20 Marx considers Education to be nothing more than a "superstructure" – a product of the "infrastructure" – the economic basis of society. Therefore, in his opinion, it was not particularly important to analyze the pedagogical methods or techniques as those methods and techniques would always be at the service of power.The Education System is a vehicle of alienation in a society where people have a false consciousness of reality.
21 Even so,"In September of 1886, at the 1st International Labour Conference, Marx considers the importance of free, lay education for both sexes, which achieves a connection between education and socially productive labour, and which prepares fully developed members for the communist society." MANACORDA, Mario Alighiero, História da Educação, pp
22 Marxism would become a strongly influential political stream, furthered (according to many altered) by Vladimir Illich Ulianov ( ) known as Lenin, the Russian leader who seized power and founded the Soviet Union in 1917.
23 Lenin’s wife, Krupskaya, was an educator who thought of men like Rousseau and Pestalozzi as "democrats".
24 Lenin marks the advent of "Marxism-Leninism", and it still seems a contradiction that in many countries of the world the Marxist-Leninists fight for improvements in a school which they consider "capitalist", or "bourgeois".

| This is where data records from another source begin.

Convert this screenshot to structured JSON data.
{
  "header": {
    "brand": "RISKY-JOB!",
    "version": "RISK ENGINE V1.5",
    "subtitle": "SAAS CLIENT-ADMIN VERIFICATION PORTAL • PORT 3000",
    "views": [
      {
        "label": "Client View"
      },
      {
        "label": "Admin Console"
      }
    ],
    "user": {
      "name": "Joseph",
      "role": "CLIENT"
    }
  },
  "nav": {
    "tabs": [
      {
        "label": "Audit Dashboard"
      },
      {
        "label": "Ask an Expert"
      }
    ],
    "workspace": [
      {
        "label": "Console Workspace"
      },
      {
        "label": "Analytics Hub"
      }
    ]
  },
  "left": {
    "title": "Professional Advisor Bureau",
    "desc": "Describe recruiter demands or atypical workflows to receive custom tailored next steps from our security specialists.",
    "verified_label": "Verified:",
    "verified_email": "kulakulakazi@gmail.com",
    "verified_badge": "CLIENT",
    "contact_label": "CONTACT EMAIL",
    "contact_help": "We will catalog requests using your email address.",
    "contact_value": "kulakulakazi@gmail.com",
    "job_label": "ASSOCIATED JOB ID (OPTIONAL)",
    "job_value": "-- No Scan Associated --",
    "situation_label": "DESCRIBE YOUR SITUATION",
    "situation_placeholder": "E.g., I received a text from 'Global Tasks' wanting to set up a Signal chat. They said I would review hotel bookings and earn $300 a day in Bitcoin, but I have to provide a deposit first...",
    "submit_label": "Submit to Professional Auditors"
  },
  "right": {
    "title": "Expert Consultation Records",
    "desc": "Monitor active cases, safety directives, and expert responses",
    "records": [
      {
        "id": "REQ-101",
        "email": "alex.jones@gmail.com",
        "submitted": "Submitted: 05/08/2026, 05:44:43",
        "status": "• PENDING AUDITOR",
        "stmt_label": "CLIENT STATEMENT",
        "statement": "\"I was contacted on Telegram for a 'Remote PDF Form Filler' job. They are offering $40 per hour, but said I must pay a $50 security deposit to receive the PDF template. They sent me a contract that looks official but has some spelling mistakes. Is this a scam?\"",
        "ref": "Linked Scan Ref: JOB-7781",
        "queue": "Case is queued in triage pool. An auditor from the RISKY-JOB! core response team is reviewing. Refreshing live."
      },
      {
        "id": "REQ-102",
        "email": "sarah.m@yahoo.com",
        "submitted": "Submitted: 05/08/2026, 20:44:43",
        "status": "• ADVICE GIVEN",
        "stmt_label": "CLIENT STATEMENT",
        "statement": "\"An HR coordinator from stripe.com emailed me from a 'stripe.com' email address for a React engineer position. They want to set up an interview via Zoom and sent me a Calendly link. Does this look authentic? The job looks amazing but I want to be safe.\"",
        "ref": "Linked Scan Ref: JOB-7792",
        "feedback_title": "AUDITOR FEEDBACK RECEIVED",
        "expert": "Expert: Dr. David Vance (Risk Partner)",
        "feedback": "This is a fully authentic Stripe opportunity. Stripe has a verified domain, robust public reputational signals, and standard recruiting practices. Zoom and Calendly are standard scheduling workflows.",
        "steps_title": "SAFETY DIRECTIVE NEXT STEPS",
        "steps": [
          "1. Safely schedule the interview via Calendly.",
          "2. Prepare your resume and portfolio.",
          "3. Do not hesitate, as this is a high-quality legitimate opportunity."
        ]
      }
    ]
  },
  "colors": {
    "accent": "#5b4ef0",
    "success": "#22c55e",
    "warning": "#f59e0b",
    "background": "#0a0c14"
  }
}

25 Conclusion:Today it is frequently said that Karl Marx did not succeed in creating a “new society”, free from alienation and the quest for profit. In reality, countries that claim to be Marxist-Leninist are very few and the original ideology does not exist in practice. However, it is also often said that Marx understood Capitalism very well.
26 The importance of the Marxist criticism of Education resides in the not entirely objectionable fact that we should consider the limits of Education alone as a factor in social transformation.
27 BIBLIOGRAPHYENGELS, Friedrich, A Origem da Família da Propriedade Privada e do Estado, Editorial Presença, Lisboa, 1974.MANACORDA, Mario Alighiero, História da Educação, Cortez, S. Paulo, 2000.MARX, Karl e ENGELS, Friedrich, A Ideologia Alemã, Editorial Presença, Lisboa, 1975, Vol I.MARX, Karl, Escritos de Juventude, Manuscritos de 1844, Edições 70, Lisboa, 1975.MARX, Karl, O Capital, Delfos, 7ª Edição, Volume I, Cap. X, "O Dia de Trabalho", Lisboa, n.d., (2 Vols).MOTA, Carlos, Breve História da Educação no Ocidente, Cadernos do Caos, Porto, 2003.PROUDHON, A Nova Sociedade, Edições Rés, Porto, n.d.RICARDO, David, Princípios de Economia Política e de Tributação, Fundação Calouste Gulbenkian, Lisboa, 1978.SOUSA, Maria Carmelita Homem de, "Os Manuscritos de 1844 de Karl Marx", Revista Portuguesa de Filosofia, Faculdade de Filosofia, Braga, Tomo XXXVI , pp
28 (English translation by Alison Barbara Burrows)